The adult hero fighting against oppression was cast to the side, classic pulp (John Carter, Lone Ranger) was demonized or directly castrated (Mad Max). So it is not strange that a foreigner, somebody from the outside, with a taste for cross-cutting and condensation, would come to the rescue. I am not asking the reader to love Guy Ritchie´s technique, but at least to appreciate what he has accomplished by its use: the worn path of the origin story is cut in pieces; the visual extravaganza is made effective anew by destroying the meaning of the Hollywood set-piece. Do you want monsters? Here you have them, in the very first act. Do you want a training scene? There is no time for that nuisance, watch a modern montage that dances around the neo-classic drivel gifted to you by the MCU sausage machine (Doctor Strange and many others).

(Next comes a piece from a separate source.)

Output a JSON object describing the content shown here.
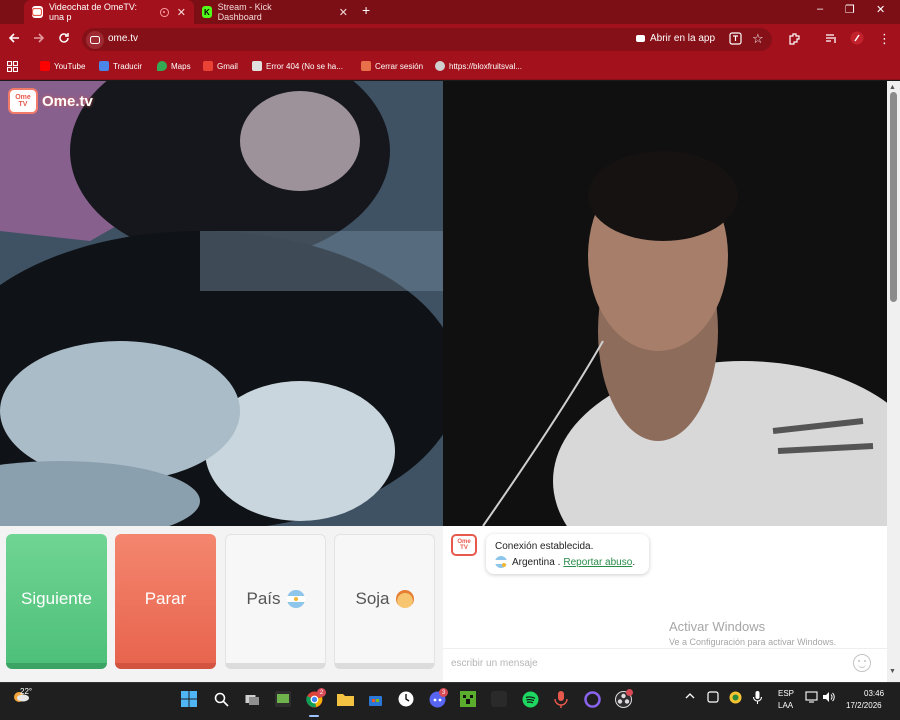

King Arthur” is not without its faults. The chopped timeline segments get on your nerves as its repetition overthrows its initial welcome. Slow-fast motion is well done, but we have seen it multiple times at the Church of the Snyder. What it gets to you tough, is the way on which the working class hero, grown between prostitutes and squalor, comes to save the day from another narcissist tyrant. Deaths matter, evil teaches, and revolution finally arrives. It is necessary to grow up and take back the reigns of the kingdom, and “King Arthur” shows the road to Camelot.

IMDb Page